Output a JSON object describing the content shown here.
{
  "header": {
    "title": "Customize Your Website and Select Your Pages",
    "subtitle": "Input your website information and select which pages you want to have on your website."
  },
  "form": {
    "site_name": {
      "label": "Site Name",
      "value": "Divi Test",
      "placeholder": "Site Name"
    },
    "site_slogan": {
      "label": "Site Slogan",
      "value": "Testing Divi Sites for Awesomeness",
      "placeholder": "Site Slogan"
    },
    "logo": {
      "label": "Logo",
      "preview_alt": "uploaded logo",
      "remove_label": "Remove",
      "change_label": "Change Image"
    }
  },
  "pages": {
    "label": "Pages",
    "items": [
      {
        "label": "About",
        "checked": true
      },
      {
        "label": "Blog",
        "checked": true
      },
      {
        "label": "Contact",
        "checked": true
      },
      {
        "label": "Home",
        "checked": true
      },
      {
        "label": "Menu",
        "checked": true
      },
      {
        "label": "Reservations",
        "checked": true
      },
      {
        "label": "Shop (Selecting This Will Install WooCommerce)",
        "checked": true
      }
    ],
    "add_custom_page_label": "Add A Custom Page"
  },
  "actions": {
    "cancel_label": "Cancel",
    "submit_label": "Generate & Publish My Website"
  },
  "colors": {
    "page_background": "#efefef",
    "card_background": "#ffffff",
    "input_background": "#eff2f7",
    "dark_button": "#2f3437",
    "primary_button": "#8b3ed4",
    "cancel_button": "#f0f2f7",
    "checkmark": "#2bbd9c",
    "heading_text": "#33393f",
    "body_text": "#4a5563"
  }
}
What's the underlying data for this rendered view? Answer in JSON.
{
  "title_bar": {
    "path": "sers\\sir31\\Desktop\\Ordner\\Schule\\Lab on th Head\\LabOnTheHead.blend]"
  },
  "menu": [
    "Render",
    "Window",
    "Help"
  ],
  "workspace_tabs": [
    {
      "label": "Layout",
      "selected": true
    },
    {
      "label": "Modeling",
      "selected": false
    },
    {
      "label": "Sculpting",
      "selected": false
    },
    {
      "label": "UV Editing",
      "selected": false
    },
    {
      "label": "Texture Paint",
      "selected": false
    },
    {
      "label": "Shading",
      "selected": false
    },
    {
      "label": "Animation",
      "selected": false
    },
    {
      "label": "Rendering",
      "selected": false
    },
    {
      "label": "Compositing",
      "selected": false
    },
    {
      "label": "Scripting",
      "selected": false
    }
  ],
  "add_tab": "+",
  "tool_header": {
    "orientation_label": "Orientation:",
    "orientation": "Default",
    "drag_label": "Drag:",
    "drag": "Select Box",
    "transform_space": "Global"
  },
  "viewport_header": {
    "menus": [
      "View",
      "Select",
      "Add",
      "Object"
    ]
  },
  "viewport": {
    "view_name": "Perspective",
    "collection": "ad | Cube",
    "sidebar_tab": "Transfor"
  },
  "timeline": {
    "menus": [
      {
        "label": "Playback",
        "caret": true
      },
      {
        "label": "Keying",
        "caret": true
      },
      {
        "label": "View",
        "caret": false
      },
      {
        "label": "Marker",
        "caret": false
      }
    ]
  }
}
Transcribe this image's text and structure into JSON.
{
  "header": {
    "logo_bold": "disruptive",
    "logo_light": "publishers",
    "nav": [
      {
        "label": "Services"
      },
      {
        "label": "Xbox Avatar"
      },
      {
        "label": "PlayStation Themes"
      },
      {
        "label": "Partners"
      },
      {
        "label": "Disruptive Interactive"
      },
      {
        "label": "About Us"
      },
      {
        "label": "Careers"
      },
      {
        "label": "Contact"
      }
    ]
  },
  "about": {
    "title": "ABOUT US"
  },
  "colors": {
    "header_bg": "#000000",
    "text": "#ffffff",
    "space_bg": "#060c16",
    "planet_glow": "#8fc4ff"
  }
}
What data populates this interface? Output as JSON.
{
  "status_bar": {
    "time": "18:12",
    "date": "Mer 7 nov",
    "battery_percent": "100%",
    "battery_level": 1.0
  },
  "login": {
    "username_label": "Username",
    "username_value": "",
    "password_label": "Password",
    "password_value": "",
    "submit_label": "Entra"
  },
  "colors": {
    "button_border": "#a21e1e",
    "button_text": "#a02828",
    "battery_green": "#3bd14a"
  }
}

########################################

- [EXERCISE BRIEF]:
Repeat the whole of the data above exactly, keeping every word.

- [THE ANSWER]:
Output a JSON object describing the content shown here.
{
  "header": {
    "title": "Customize Your Website and Select Your Pages",
    "subtitle": "Input your website information and select which pages you want to have on your website."
  },
  "form": {
    "site_name": {
      "label": "Site Name",
      "value": "Divi Test",
      "placeholder": "Site Name"
    },
    "site_slogan": {
      "label": "Site Slogan",
      "value": "Testing Divi Sites for Awesomeness",
      "placeholder": "Site Slogan"
    },
    "logo": {
      "label": "Logo",
      "preview_alt": "uploaded logo",
      "remove_label": "Remove",
      "change_label": "Change Image"
    }
  },
  "pages": {
    "label": "Pages",
    "items": [
      {
        "label": "About",
        "checked": true
      },
      {
        "label": "Blog",
        "checked": true
      },
      {
        "label": "Contact",
        "checked": true
      },
      {
        "label": "Home",
        "checked": true
      },
      {
        "label": "Menu",
        "checked": true
      },
      {
        "label": "Reservations",
        "checked": true
      },
      {
        "label": "Shop (Selecting This Will Install WooCommerce)",
        "checked": true
      }
    ],
    "add_custom_page_label": "Add A Custom Page"
  },
  "actions": {
    "cancel_label": "Cancel",
    "submit_label": "Generate & Publish My Website"
  },
  "colors": {
    "page_background": "#efefef",
    "card_background": "#ffffff",
    "input_background": "#eff2f7",
    "dark_button": "#2f3437",
    "primary_button": "#8b3ed4",
    "cancel_button": "#f0f2f7",
    "checkmark": "#2bbd9c",
    "heading_text": "#33393f",
    "body_text": "#4a5563"
  }
}
What's the underlying data for this rendered view? Answer in JSON.
{
  "title_bar": {
    "path": "sers\\sir31\\Desktop\\Ordner\\Schule\\Lab on th Head\\LabOnTheHead.blend]"
  },
  "menu": [
    "Render",
    "Window",
    "Help"
  ],
  "workspace_tabs": [
    {
      "label": "Layout",
      "selected": true
    },
    {
      "label": "Modeling",
      "selected": false
    },
    {
      "label": "Sculpting",
      "selected": false
    },
    {
      "label": "UV Editing",
      "selected": false
    },
    {
      "label": "Texture Paint",
      "selected": false
    },
    {
      "label": "Shading",
      "selected": false
    },
    {
      "label": "Animation",
      "selected": false
    },
    {
      "label": "Rendering",
      "selected": false
    },
    {
      "label": "Compositing",
      "selected": false
    },
    {
      "label": "Scripting",
      "selected": false
    }
  ],
  "add_tab": "+",
  "tool_header": {
    "orientation_label": "Orientation:",
    "orientation": "Default",
    "drag_label": "Drag:",
    "drag": "Select Box",
    "transform_space": "Global"
  },
  "viewport_header": {
    "menus": [
      "View",
      "Select",
      "Add",
      "Object"
    ]
  },
  "viewport": {
    "view_name": "Perspective",
    "collection": "ad | Cube",
    "sidebar_tab": "Transfor"
  },
  "timeline": {
    "menus": [
      {
        "label": "Playback",
        "caret": true
      },
      {
        "label": "Keying",
        "caret": true
      },
      {
        "label": "View",
        "caret": false
      },
      {
        "label": "Marker",
        "caret": false
      }
    ]
  }
}
Transcribe this image's text and structure into JSON.
{
  "header": {
    "logo_bold": "disruptive",
    "logo_light": "publishers",
    "nav": [
      {
        "label": "Services"
      },
      {
        "label": "Xbox Avatar"
      },
      {
        "label": "PlayStation Themes"
      },
      {
        "label": "Partners"
      },
      {
        "label": "Disruptive Interactive"
      },
      {
        "label": "About Us"
      },
      {
        "label": "Careers"
      },
      {
        "label": "Contact"
      }
    ]
  },
  "about": {
    "title": "ABOUT US"
  },
  "colors": {
    "header_bg": "#000000",
    "text": "#ffffff",
    "space_bg": "#060c16",
    "planet_glow": "#8fc4ff"
  }
}
What data populates this interface? Output as JSON.
{
  "status_bar": {
    "time": "18:12",
    "date": "Mer 7 nov",
    "battery_percent": "100%",
    "battery_level": 1.0
  },
  "login": {
    "username_label": "Username",
    "username_value": "",
    "password_label": "Password",
    "password_value": "",
    "submit_label": "Entra"
  },
  "colors": {
    "button_border": "#a21e1e",
    "button_text": "#a02828",
    "battery_green": "#3bd14a"
  }
}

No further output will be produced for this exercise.